“The thing about Boston is,” explains Comstock, at the band’s rehearsal space in Arlington, “if you go underground for 18 months and practice and have kids and get married and make an album, you come out and all the bands you used to play with are gone. And the people you knew that could help you get shows have moved away.”
That’s part of the reason, Comstock says, the band chose The Bridge Sound & Stage, a studio and performance space in Cambridge where they recorded The Gold Standard, to host their (free) return performance this Saturday. After releasing three EPs—Dark Academy, Careers in Science, and Kowloon—between 2010 and 2012, the group, which includes singer/guitarist and lead songwriter Alan Wuorinen and percussionist Kurt von Stetten, scrapped their usual two-day marathon recording process at Q Division Studios for a year spent crafting their second full-length album. Comstock alludes to “leaving some things on the table” on their previous efforts, and the band was keen to take advantage of the slower pace this time around.

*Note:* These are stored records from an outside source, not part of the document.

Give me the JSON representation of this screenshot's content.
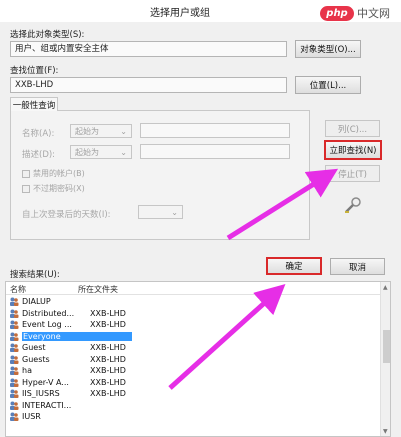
{
  "window": {
    "title": "选择用户或组",
    "close_glyph": "✕"
  },
  "watermark": {
    "logo": "php",
    "text": "中文网"
  },
  "object_type": {
    "label": "选择此对象类型(S):",
    "value": "用户、组或内置安全主体",
    "button": "对象类型(O)..."
  },
  "location": {
    "label": "查找位置(F):",
    "value": "XXB-LHD",
    "button": "位置(L)..."
  },
  "tab": {
    "label": "一般性查询"
  },
  "query": {
    "name_label": "名称(A):",
    "name_mode": "起始为",
    "desc_label": "描述(D):",
    "desc_mode": "起始为",
    "disabled_accounts": "禁用的帐户(B)",
    "no_expire_password": "不过期密码(X)",
    "days_label": "自上次登录后的天数(I):"
  },
  "side_buttons": {
    "columns": "列(C)...",
    "find_now": "立即查找(N)",
    "stop": "停止(T)"
  },
  "actions": {
    "ok": "确定",
    "cancel": "取消"
  },
  "results": {
    "label": "搜索结果(U):",
    "columns": [
      "名称",
      "所在文件夹"
    ],
    "rows": [
      {
        "name": "DIALUP",
        "folder": ""
      },
      {
        "name": "Distributed...",
        "folder": "XXB-LHD"
      },
      {
        "name": "Event Log ...",
        "folder": "XXB-LHD"
      },
      {
        "name": "Everyone",
        "folder": ""
      },
      {
        "name": "Guest",
        "folder": "XXB-LHD"
      },
      {
        "name": "Guests",
        "folder": "XXB-LHD"
      },
      {
        "name": "ha",
        "folder": "XXB-LHD"
      },
      {
        "name": "Hyper-V A...",
        "folder": "XXB-LHD"
      },
      {
        "name": "IIS_IUSRS",
        "folder": "XXB-LHD"
      },
      {
        "name": "INTERACTI...",
        "folder": ""
      },
      {
        "name": "IUSR",
        "folder": ""
      }
    ],
    "selected_index": 3
  },
  "colors": {
    "highlight": "#d9292a",
    "arrow": "#e62ee6",
    "selection": "#3399ff"
  }
}
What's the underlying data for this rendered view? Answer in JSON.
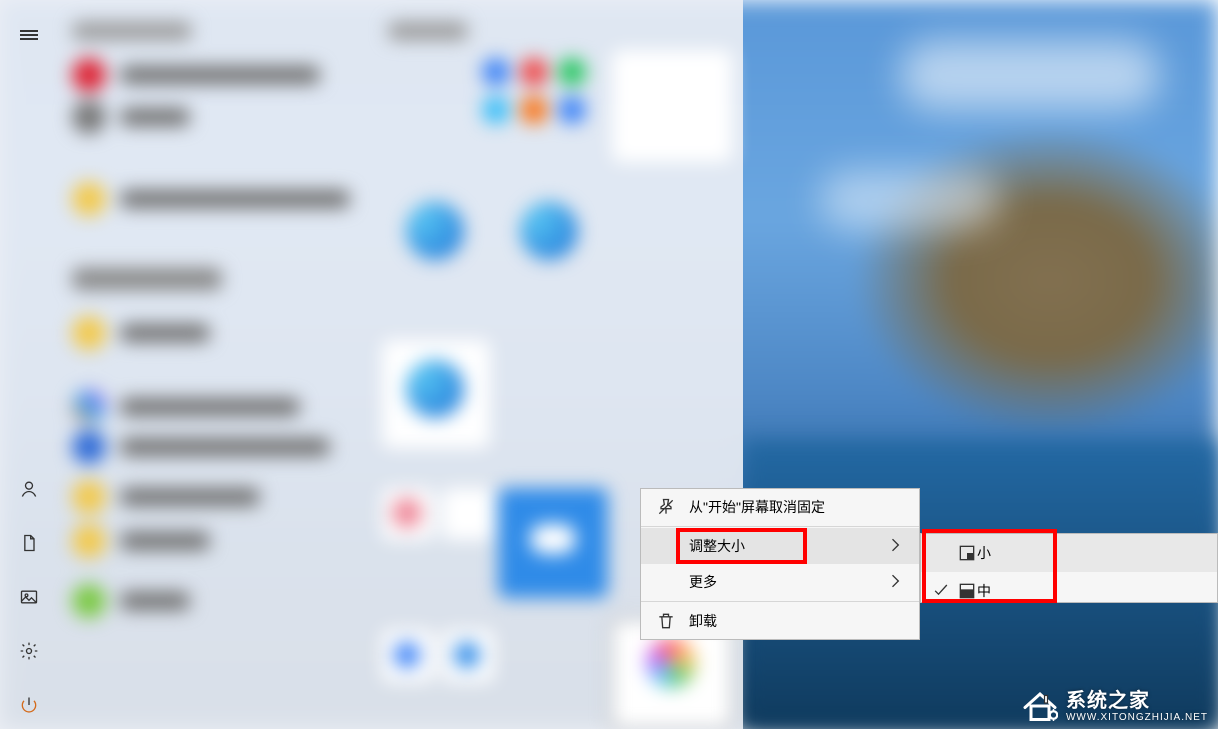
{
  "context_menu": {
    "unpin": "从\"开始\"屏幕取消固定",
    "resize": "调整大小",
    "more": "更多",
    "uninstall": "卸载"
  },
  "resize_submenu": {
    "small": "小",
    "medium": "中"
  },
  "rail": {
    "menu": "menu-icon",
    "account": "account-icon",
    "documents": "documents-icon",
    "pictures": "pictures-icon",
    "settings": "settings-icon",
    "power": "power-icon"
  },
  "watermark": {
    "title": "系统之家",
    "url": "WWW.XITONGZHIJIA.NET"
  }
}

“I’m happy with everything on the record,” says Comstock. “That’s the most fun I’ve had recording guitars ever. With every other album, it was just DIY trying to get it done. But being able to be in the room and having the amp up so loud, to be able to record feeling the amp hitting your face and hitting your chest, was really cool.”
After the darker edge of Kowloon, Gold Standard finds the band exploring richer sonic territory while keeping the lyrics simple but expressive.
“The ‘gold standard’ refers to the idea that you are 38 and therefore you should be married and own a home and have two children by now,” says Comstock with a wry smile. “That’s a theme that I don’t have to try very hard to write about. Whatever the standards are, I don’t know very much about that.”
Adds Wuorinen, “It refers to something that’s not attainable or realistic and probably never was. It’s more of a reflection on those kind of ideas and ideals in America.”
Underneath its gentle sing-a-long refrain (“Put your money in gold,” Wuorinen soothes), “Gold Standard” bristles with modern angst, but the title track doesn’t define the album’s tone. The band eases fluidly between emotions and influences; “Simple Thoughts” has a slow-burning country flavor, while the vocals echo coldly through the beginning of “Rukia,” before the layers of reverb, piano, and percussion are brought to a boiling climax.
Best of all, they have an album’s worth of new songs to play live.
“It’s like golf,” says London. “All you need is one good swing and you’ll come back again. One good show gets you through your life. For the next three months, I’m ok.”